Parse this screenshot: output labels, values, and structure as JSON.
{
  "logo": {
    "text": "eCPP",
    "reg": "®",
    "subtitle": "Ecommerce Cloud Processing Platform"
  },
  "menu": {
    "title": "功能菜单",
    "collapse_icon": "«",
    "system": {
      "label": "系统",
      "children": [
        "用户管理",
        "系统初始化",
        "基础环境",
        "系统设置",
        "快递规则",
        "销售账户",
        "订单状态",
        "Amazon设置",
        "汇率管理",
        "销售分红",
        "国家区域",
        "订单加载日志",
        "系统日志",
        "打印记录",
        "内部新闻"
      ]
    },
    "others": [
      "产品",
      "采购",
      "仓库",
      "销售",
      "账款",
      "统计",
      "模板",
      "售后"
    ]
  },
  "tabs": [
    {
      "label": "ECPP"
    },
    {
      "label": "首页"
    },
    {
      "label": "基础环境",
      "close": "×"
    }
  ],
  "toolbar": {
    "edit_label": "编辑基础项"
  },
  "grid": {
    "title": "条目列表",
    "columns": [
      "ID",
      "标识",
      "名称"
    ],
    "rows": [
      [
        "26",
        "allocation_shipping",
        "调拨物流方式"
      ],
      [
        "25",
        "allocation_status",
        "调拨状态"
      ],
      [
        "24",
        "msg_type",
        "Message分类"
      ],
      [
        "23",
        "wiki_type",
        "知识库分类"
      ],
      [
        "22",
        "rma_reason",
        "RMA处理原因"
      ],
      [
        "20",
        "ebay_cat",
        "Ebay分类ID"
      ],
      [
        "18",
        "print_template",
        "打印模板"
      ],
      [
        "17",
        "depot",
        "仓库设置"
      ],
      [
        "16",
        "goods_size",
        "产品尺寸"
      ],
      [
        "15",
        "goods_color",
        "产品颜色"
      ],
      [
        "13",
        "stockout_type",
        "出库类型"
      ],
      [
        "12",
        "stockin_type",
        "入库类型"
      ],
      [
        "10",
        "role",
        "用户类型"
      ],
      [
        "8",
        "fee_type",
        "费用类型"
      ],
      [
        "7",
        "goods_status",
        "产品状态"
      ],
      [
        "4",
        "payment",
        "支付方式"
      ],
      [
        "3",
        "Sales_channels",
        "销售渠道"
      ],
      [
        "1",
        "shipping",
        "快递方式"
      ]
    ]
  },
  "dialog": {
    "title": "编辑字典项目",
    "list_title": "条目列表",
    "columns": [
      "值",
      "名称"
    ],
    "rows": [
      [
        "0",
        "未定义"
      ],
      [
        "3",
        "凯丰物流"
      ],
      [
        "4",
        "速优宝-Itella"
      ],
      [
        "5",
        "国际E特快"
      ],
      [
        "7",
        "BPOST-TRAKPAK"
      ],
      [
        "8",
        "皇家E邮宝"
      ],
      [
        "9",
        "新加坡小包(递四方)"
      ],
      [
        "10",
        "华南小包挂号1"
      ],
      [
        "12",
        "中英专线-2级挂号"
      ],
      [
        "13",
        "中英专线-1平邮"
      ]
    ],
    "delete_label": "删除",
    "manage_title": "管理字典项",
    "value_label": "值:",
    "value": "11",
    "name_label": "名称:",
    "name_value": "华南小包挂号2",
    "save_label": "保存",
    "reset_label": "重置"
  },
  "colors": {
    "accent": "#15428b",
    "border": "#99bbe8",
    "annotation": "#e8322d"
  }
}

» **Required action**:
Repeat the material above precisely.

» **Output of the task**:
Parse this screenshot: output labels, values, and structure as JSON.
{
  "logo": {
    "text": "eCPP",
    "reg": "®",
    "subtitle": "Ecommerce Cloud Processing Platform"
  },
  "menu": {
    "title": "功能菜单",
    "collapse_icon": "«",
    "system": {
      "label": "系统",
      "children": [
        "用户管理",
        "系统初始化",
        "基础环境",
        "系统设置",
        "快递规则",
        "销售账户",
        "订单状态",
        "Amazon设置",
        "汇率管理",
        "销售分红",
        "国家区域",
        "订单加载日志",
        "系统日志",
        "打印记录",
        "内部新闻"
      ]
    },
    "others": [
      "产品",
      "采购",
      "仓库",
      "销售",
      "账款",
      "统计",
      "模板",
      "售后"
    ]
  },
  "tabs": [
    {
      "label": "ECPP"
    },
    {
      "label": "首页"
    },
    {
      "label": "基础环境",
      "close": "×"
    }
  ],
  "toolbar": {
    "edit_label": "编辑基础项"
  },
  "grid": {
    "title": "条目列表",
    "columns": [
      "ID",
      "标识",
      "名称"
    ],
    "rows": [
      [
        "26",
        "allocation_shipping",
        "调拨物流方式"
      ],
      [
        "25",
        "allocation_status",
        "调拨状态"
      ],
      [
        "24",
        "msg_type",
        "Message分类"
      ],
      [
        "23",
        "wiki_type",
        "知识库分类"
      ],
      [
        "22",
        "rma_reason",
        "RMA处理原因"
      ],
      [
        "20",
        "ebay_cat",
        "Ebay分类ID"
      ],
      [
        "18",
        "print_template",
        "打印模板"
      ],
      [
        "17",
        "depot",
        "仓库设置"
      ],
      [
        "16",
        "goods_size",
        "产品尺寸"
      ],
      [
        "15",
        "goods_color",
        "产品颜色"
      ],
      [
        "13",
        "stockout_type",
        "出库类型"
      ],
      [
        "12",
        "stockin_type",
        "入库类型"
      ],
      [
        "10",
        "role",
        "用户类型"
      ],
      [
        "8",
        "fee_type",
        "费用类型"
      ],
      [
        "7",
        "goods_status",
        "产品状态"
      ],
      [
        "4",
        "payment",
        "支付方式"
      ],
      [
        "3",
        "Sales_channels",
        "销售渠道"
      ],
      [
        "1",
        "shipping",
        "快递方式"
      ]
    ]
  },
  "dialog": {
    "title": "编辑字典项目",
    "list_title": "条目列表",
    "columns": [
      "值",
      "名称"
    ],
    "rows": [
      [
        "0",
        "未定义"
      ],
      [
        "3",
        "凯丰物流"
      ],
      [
        "4",
        "速优宝-Itella"
      ],
      [
        "5",
        "国际E特快"
      ],
      [
        "7",
        "BPOST-TRAKPAK"
      ],
      [
        "8",
        "皇家E邮宝"
      ],
      [
        "9",
        "新加坡小包(递四方)"
      ],
      [
        "10",
        "华南小包挂号1"
      ],
      [
        "12",
        "中英专线-2级挂号"
      ],
      [
        "13",
        "中英专线-1平邮"
      ]
    ],
    "delete_label": "删除",
    "manage_title": "管理字典项",
    "value_label": "值:",
    "value": "11",
    "name_label": "名称:",
    "name_value": "华南小包挂号2",
    "save_label": "保存",
    "reset_label": "重置"
  },
  "colors": {
    "accent": "#15428b",
    "border": "#99bbe8",
    "annotation": "#e8322d"
  }
}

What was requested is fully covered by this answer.